SpringBoard: Startup Incubator

A little too late, but I can dream.... sign me up for SpringBoard! Ah well, that whole PhD research thing gets in the way sometimes ;-).

Wednesday, September 2

NetBase launches healthBase: Another flawed "semantic" search engine

Today Netbase announced a new semantic health search engine: HealthBase. There is coverage on SELand. From their release,
healthBase is the first example of Content Intelligence that is open and available to the public. The showcase uses Content Intelligence technology to automatically find treatments for any health condition or disease; pros and cons of any treatment, medication and food, and more. Like all NetBase-powered applications, healthBase enables users to get summarized answers and insights automatically from millions of online sources.
Here are my first reactions using the engine. I first tried running related injuries that I've experienced and researched previously. First up is [pulled hamstring] which returns only one poor result. The query for [shin splints] returned better, mostly good results.

I also tried a few queries that are popular currently:
The [swine flu] results aren't bad, with results on the vaccine and antiviral medications. Next, I tried a "pros and cons of treament" query for [acai berry], a controversial natural health supplement. The acai berry results are disappointing with little reliable information, for example one "pro" result is "Offer Free Trial"!! from The engine also showed other flaws in its understanding technology by misclassifying "caused human cancer cells to self-destruct" as a con. Sigh.

A more structured presentation of results is a step in the right direction.
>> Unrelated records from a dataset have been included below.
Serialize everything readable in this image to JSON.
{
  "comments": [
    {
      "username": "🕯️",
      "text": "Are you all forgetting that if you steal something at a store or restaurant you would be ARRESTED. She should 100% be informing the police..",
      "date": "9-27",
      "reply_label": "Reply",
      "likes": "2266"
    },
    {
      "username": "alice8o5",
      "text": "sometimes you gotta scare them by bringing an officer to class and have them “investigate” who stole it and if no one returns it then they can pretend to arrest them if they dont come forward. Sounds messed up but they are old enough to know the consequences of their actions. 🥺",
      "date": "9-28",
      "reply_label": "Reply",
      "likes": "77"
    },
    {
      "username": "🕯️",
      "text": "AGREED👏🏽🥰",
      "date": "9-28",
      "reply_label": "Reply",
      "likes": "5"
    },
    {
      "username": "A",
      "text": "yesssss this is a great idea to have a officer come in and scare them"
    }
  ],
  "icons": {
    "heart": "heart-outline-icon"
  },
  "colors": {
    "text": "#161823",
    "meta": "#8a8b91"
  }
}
There are few details on how or why their semantic technologies work (or don't as the case sometimes appears).

Overall healthBase is not a compelling offering right now.